Bert Sugar: I think sportswriting is a magnificent
literature. You even get non-sportswriters writing about it. If you’ve
ever read Gatsby, there is a portion in there that refers to the 1919
Black Sox scandal, where Manheimer, I think his name is, or Sondheimer,
is talking to Gatsby in a bar. You get... Arthur Conan Doyle wrote
books on boxing. Jack London wrote boxing. I could go on... Paul
Gallico, who was a sports editor at the New York Daily News, wrote "The
Poseidon Adventure." So you get crossovers all over the place.
we’re labeled sportswriters, but we really are just writers. And half
of us will write on bathroom walls in lipstick if it pays—women’s rooms
with two hands.
Question: What is your writing/reporting method when you're watching
Bert Sugar: I think Red Smith said it best. He said,
“You first cut your wrist, then you bleed on the paper. Then you
write.” You’re looking for a lead, you’re looking for a storyline,
you’re looking for personalities who did this. You just don’t write,
"Four homeruns were hit today and they won 10 to 9." Okay, great.
What? I mean, what went into that?
I went to a fight last
weekend, Mayweather/Mosley.
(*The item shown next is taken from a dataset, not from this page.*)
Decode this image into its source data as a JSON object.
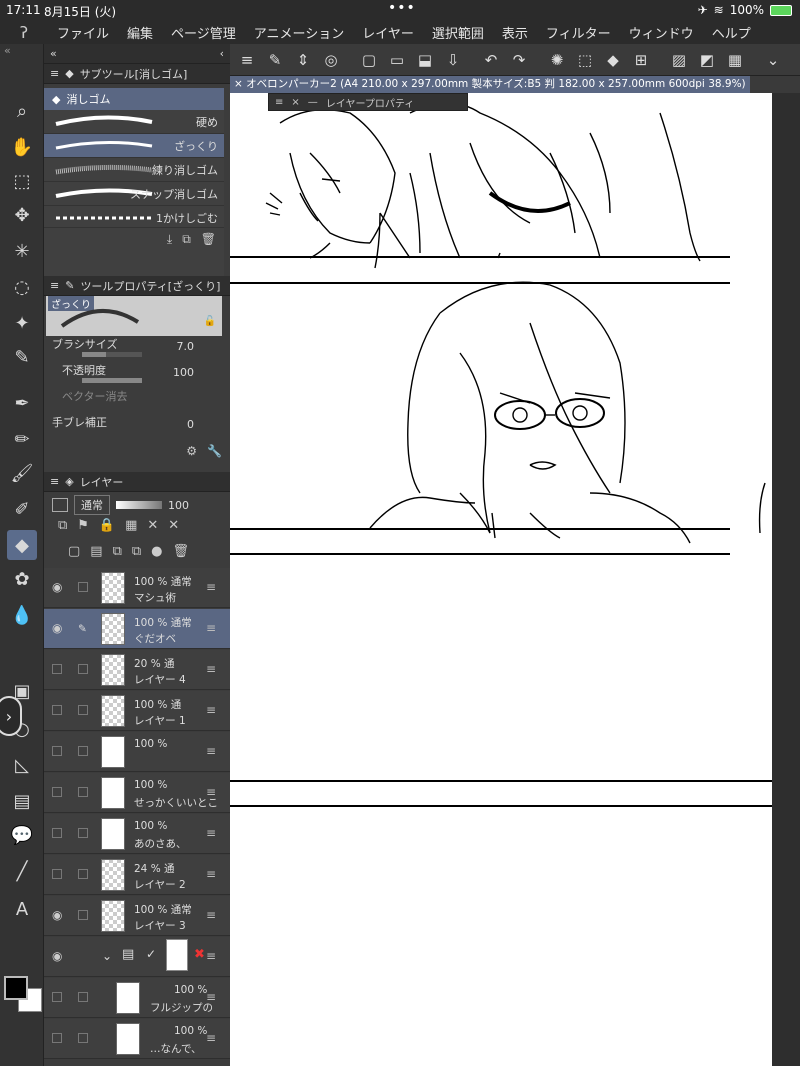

And in the introduction at the press
conference two days before, Mayweather was introduced as the
"undefighted feater," which is a spoonerism. There was a Rev. William
Spooner in England, at Oxford, who did everything bassackwards. He
would say things like, instead of “Conquering Kings Take Their Titles,”
which is a hymn, he’s introduce it as, “Kingkering Cons Take Their
Title.” Or, talking about at the end of World War I, the troops would
come home and, instead of “the flags would be hung in tribute,” he said,
“The hags would be flung.” He did everything bassackwards and changing
the sounds of the first words in succession.
So, I wrote a
whole piece almost like that on the fight. Not easy, but keeping in
sort of the mood and the flair of what I picked up. It might be fun for
people, it might not. It was fun for me. And I got the biggest kick
out of writing and having fun with it.
I remember one line I
had that was fun to get somebody into a story because you like to get a
hook. And there was a no-hitter thrown and I'm writing about it, and I
started with, “It was as unbelievable as Santa Claus suffering vertigo,
Captain Bligh sea sickness, Mary having a little lamb. The 'it' was –"
and then I went on to tell it. Well, I either scared the hell out of
readers and they’ve gone elsewhere, or I’ve hooked them. And you look
I have one friend who will go unnamed—a great sports
writer—I remember one time he was walking around the press box one day
reading everybody’s lead. "That’s good, that’s good." He was looking
for his own, really. But, but you know, you’re looking for a lead. And
they’re not easy to come by.
Recorded May 4, 2010
Interviewed by Austin Allen